All of the data below needs to be set down again, exactly as shown.

┄┄┄┄┄┄┄┄┄┄

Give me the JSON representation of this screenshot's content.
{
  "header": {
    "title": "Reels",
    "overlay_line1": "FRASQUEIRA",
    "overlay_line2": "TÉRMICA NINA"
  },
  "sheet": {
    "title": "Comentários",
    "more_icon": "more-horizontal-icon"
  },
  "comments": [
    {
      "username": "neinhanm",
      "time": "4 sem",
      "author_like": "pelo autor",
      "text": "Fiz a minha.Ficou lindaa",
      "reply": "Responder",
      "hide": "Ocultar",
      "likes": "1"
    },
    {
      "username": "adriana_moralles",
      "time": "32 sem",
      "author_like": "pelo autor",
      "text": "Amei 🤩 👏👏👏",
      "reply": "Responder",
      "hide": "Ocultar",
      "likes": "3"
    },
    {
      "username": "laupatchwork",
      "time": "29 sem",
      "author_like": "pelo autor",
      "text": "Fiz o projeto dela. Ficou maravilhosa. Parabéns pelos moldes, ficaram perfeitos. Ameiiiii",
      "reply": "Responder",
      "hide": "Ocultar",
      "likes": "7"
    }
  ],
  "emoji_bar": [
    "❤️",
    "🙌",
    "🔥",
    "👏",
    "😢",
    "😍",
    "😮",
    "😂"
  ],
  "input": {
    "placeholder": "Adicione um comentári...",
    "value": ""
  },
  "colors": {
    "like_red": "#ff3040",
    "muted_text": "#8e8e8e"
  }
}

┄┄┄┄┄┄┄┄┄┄

● Output
Give me the JSON representation of this screenshot's content.
{
  "header": {
    "title": "Reels",
    "overlay_line1": "FRASQUEIRA",
    "overlay_line2": "TÉRMICA NINA"
  },
  "sheet": {
    "title": "Comentários",
    "more_icon": "more-horizontal-icon"
  },
  "comments": [
    {
      "username": "neinhanm",
      "time": "4 sem",
      "author_like": "pelo autor",
      "text": "Fiz a minha.Ficou lindaa",
      "reply": "Responder",
      "hide": "Ocultar",
      "likes": "1"
    },
    {
      "username": "adriana_moralles",
      "time": "32 sem",
      "author_like": "pelo autor",
      "text": "Amei 🤩 👏👏👏",
      "reply": "Responder",
      "hide": "Ocultar",
      "likes": "3"
    },
    {
      "username": "laupatchwork",
      "time": "29 sem",
      "author_like": "pelo autor",
      "text": "Fiz o projeto dela. Ficou maravilhosa. Parabéns pelos moldes, ficaram perfeitos. Ameiiiii",
      "reply": "Responder",
      "hide": "Ocultar",
      "likes": "7"
    }
  ],
  "emoji_bar": [
    "❤️",
    "🙌",
    "🔥",
    "👏",
    "😢",
    "😍",
    "😮",
    "😂"
  ],
  "input": {
    "placeholder": "Adicione um comentári...",
    "value": ""
  },
  "colors": {
    "like_red": "#ff3040",
    "muted_text": "#8e8e8e"
  }
}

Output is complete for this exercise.